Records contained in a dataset
Content starts

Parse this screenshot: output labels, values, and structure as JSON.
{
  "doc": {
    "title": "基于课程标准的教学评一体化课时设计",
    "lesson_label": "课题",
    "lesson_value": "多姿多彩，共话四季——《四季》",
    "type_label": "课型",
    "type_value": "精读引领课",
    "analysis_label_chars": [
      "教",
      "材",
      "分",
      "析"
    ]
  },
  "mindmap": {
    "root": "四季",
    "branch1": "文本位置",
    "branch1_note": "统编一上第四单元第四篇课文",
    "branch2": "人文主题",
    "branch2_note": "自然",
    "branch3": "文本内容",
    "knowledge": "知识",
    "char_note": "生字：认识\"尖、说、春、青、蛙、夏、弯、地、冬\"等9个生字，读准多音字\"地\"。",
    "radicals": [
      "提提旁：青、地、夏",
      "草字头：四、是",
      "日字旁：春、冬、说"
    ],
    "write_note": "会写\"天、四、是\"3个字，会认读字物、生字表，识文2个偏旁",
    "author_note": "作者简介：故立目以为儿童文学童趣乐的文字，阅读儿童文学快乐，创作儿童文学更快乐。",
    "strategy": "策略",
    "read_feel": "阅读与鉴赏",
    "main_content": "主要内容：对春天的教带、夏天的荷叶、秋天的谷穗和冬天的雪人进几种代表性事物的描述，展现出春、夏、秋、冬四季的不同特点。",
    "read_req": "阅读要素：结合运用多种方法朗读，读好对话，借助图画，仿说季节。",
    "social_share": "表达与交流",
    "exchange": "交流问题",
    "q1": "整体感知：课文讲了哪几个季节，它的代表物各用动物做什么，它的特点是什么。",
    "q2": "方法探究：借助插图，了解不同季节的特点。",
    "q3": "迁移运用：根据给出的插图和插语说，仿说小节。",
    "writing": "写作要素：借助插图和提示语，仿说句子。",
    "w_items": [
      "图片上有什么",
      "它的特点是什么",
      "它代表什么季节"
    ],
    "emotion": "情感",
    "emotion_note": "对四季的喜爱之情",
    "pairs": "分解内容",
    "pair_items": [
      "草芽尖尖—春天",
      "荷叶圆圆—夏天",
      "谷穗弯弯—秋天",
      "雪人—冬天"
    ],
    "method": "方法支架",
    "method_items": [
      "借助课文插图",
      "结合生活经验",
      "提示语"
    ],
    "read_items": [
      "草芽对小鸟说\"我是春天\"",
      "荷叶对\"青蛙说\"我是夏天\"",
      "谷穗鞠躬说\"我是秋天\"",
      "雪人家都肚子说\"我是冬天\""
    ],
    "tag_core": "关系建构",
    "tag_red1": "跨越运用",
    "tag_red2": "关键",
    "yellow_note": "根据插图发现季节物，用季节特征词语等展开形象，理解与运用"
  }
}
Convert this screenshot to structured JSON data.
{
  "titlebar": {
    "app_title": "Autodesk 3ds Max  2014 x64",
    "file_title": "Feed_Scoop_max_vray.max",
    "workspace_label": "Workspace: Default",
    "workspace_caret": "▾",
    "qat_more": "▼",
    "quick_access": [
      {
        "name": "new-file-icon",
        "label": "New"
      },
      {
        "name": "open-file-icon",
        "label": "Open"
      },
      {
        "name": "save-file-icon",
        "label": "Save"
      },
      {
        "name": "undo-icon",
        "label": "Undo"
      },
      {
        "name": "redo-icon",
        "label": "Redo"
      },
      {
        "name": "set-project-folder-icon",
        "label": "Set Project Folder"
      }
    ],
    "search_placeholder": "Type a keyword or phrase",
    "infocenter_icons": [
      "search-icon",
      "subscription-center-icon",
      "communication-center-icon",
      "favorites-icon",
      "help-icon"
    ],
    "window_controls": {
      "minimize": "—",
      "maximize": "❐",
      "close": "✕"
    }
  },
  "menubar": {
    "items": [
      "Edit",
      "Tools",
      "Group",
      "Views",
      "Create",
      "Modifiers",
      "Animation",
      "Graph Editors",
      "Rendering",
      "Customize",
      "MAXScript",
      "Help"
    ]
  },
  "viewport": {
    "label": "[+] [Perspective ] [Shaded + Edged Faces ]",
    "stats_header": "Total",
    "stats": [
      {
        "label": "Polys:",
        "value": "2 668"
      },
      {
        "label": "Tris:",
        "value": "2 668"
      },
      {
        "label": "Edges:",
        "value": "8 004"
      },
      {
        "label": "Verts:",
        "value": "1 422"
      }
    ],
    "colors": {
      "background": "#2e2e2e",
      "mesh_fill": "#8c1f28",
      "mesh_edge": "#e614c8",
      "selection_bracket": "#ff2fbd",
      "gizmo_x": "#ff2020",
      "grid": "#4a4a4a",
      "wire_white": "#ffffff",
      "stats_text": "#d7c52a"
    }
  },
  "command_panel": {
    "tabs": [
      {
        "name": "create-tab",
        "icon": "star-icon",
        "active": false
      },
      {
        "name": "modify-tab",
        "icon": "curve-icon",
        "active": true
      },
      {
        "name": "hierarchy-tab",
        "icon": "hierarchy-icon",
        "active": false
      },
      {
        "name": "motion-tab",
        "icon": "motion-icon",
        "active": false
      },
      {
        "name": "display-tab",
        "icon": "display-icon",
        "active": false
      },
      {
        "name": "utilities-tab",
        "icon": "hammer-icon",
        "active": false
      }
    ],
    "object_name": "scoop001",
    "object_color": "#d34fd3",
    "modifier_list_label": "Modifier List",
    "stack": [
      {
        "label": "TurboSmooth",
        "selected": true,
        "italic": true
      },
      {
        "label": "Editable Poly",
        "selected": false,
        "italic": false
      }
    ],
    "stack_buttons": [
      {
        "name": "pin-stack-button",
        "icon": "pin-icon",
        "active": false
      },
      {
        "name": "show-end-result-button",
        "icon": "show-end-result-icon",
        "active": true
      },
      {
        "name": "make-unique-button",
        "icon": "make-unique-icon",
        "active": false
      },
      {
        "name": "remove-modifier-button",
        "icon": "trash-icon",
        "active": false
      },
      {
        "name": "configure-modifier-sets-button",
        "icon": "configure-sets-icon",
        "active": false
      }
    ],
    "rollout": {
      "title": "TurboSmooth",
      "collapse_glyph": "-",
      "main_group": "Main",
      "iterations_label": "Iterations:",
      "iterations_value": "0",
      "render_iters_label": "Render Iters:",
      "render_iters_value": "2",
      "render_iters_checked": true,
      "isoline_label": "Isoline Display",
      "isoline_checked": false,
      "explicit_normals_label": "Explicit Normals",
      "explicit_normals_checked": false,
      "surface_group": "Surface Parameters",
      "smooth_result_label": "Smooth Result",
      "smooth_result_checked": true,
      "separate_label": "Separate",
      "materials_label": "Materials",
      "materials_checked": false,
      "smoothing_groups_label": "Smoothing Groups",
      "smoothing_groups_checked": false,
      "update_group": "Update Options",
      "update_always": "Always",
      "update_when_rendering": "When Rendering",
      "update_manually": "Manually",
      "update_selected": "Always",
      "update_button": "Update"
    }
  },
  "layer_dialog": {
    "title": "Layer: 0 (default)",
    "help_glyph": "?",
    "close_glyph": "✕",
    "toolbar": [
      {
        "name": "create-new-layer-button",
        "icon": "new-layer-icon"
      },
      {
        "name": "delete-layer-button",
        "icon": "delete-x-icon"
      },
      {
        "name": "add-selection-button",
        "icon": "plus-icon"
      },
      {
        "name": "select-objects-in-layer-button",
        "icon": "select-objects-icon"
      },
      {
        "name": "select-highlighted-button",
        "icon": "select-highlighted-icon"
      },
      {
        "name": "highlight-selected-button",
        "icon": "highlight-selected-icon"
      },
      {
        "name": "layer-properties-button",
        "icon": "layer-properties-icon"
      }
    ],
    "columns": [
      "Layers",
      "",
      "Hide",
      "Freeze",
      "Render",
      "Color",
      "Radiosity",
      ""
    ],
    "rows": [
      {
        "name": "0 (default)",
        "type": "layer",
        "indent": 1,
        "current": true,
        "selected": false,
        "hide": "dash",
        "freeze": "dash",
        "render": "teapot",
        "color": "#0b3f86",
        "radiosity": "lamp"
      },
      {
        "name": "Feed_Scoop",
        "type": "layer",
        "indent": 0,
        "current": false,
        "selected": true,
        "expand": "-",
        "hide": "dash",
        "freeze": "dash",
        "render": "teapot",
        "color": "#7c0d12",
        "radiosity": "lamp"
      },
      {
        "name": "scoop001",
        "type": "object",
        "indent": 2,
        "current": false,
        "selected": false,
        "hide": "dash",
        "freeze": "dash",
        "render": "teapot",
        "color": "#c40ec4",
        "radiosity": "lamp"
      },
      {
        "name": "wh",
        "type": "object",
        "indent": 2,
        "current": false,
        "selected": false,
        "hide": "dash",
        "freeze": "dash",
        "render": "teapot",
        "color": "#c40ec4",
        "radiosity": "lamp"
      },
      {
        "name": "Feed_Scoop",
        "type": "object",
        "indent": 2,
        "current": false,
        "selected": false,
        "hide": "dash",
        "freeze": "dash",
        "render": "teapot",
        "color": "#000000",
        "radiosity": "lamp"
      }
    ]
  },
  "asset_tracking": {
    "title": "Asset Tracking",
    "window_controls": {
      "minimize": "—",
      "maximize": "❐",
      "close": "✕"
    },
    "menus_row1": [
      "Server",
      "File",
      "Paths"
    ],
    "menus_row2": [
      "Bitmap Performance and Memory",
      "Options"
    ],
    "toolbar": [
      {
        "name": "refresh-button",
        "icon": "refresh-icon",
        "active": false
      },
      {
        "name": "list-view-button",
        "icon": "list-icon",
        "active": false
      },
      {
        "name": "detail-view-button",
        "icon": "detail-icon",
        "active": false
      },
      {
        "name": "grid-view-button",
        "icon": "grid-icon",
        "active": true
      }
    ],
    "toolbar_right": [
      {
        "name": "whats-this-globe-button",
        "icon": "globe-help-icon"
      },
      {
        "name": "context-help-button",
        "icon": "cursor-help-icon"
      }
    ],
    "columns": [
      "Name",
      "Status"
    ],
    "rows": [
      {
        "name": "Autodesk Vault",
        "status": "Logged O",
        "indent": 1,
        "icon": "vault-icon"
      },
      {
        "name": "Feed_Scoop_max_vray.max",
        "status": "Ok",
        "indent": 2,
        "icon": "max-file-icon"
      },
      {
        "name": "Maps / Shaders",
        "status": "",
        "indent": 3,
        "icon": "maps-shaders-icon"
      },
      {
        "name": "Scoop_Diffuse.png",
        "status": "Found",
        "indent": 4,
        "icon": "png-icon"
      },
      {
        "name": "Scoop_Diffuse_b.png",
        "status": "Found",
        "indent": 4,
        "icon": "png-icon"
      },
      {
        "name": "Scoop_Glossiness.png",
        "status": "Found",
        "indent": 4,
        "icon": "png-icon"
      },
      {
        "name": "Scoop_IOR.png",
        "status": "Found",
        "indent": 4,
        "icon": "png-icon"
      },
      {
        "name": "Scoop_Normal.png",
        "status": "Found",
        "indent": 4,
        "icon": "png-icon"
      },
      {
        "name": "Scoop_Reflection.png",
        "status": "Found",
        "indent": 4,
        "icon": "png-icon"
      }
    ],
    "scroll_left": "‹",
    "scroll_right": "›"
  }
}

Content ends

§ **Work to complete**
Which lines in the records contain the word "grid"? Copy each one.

§ **Response box**
      "grid": "#4a4a4a",
        "name": "grid-view-button",
        "icon": "grid-icon",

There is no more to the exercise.